Edward died later the same year and was buried at St Peter's Church on the 21st August. Emma Lister Craven, spinster was his sole executrix. But what happened to Emma? I can't find a baptism for an Emma Lister Craven but I can find Emma Lister, baptised 5th March 1826, at All Saints Church, Harewood, daughter of single woman Sarah Lister. Was Edward the father?
The year after Edward Craven died, Emma married gentleman farmer and widower, David Briggs from Goole. They married on the 7th May 1862 at St Peter's Church, Horbury. Edward Craven, gentleman was recorded as her father. The 1871 census shows David and Emma Briggs living at Grove House, Goole. David is aged 70 years and farms 59 acres. Emma is now 46. After this the trail seems to go cold. I can't find either David or Emma in the next census, nor can I find a death for either of them.
Thanks to Jenny Smith and Mark Howarth.
1. Ancestry.co.uk for census information
2. "Leeds Intelligencier", 17th Sept 1849
Helen Bickerdike July 2018
A Horbury Hanging - Two attempts to line out, and one success
From the "Leeds Times", 2nd March 1895
"On Sunday night a shocking suicide took place at Horbury. About six o'clock a platelayer named William Laister, living in New Street, retired to bed apparently in good spirits, and shortly before ten he was found hanging from the staircase quite dead. He had fastened one end of the rope, which was around his neck, to the hand-rail, and swung himself down the stairs, and his feet were almost touching the bottom stair.
One of the members of the deceased's family made the discovery. Deceased had attempted to destroy himself on the 28th July last and had to be taken to Clayton Hospital, Wakefield. Here he was found to be insane and consequently sent to the West Riding Asylum at Wakefield. After remaining there for some time he was discharged."
William Laister was 66 years of age when he died in January 1895. He was born on the 13th March 1827 in Horbury, the son of woolcomber Thomas Laister and his wife Susan (nee Dews).
Laister married Emma Downend (1834 - 1912) on the 24th February 1852 at All Saints Church, Wakefield. William signed the register, but Emma couldn't read or write and she left her mark. The Laisters were living in Back Lane, Horbury in 1861 with four children. William was working as a railway platelayer. By 1871, the Laister family has grown and there are seven children, all now living in New Row, Horbury. The three eldest boys: Joseph (16), John (14) and Enoch (12) are all working underground in a coal mine; young Enoch Laister as a hurrier.
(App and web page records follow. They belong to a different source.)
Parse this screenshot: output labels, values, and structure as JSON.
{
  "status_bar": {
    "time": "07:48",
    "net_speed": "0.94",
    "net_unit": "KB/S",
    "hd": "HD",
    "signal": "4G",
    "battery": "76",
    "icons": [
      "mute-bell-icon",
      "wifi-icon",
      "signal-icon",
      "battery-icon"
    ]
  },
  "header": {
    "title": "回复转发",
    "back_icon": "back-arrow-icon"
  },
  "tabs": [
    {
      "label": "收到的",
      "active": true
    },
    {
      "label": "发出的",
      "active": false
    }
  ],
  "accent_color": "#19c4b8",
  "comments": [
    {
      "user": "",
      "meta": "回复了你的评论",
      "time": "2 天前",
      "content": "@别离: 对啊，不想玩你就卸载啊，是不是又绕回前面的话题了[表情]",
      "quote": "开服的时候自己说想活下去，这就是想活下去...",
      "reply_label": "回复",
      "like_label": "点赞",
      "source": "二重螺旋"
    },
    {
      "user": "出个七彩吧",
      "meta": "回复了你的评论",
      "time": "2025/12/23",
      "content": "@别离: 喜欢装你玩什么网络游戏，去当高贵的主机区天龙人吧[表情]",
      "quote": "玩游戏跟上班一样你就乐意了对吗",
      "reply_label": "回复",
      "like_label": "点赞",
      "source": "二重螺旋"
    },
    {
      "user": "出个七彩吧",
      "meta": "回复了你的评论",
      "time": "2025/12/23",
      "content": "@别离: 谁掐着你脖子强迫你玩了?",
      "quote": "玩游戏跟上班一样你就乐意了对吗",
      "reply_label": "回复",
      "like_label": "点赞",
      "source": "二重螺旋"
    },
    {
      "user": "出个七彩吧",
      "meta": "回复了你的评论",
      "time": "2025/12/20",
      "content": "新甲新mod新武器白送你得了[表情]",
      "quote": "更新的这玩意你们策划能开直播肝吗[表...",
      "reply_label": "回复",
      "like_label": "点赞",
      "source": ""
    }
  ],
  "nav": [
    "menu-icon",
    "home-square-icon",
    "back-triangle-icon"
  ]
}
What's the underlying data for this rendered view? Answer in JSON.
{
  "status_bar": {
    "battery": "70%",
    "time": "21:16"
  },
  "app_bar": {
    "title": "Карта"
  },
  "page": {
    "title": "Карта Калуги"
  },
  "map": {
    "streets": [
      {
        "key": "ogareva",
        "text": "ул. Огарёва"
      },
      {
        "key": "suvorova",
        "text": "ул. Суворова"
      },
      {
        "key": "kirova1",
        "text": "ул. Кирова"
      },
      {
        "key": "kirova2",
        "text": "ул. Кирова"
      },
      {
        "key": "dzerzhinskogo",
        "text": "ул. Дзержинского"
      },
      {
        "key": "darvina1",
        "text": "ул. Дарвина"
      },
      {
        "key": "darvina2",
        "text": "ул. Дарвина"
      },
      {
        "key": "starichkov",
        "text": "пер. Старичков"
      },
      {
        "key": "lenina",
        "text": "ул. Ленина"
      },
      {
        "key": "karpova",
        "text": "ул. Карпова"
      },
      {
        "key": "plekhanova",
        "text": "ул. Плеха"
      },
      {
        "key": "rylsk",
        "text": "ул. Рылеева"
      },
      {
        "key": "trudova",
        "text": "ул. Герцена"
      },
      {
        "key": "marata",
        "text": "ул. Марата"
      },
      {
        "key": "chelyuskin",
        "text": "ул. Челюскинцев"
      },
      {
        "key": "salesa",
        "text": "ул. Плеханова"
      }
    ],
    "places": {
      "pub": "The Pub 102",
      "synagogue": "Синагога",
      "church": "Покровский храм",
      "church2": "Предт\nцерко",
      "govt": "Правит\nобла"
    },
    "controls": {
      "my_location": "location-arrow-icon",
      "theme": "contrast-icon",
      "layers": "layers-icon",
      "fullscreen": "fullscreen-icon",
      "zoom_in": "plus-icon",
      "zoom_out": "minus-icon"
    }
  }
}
Jane Laister, aged just 9 years is already working in a mill as a piecer.
William and Emma Laister had eleven children in all, the last one Emma Laister being born in 1877. By 1891, the Laisters had moved to New Street, Horbury and there were three children still living at home: Mary (39), Susy (17) and William (15).
1. Ancestry.co.uk for census information
2. "Leeds Times", 2nd March 1895
Stephen Wilson July 2018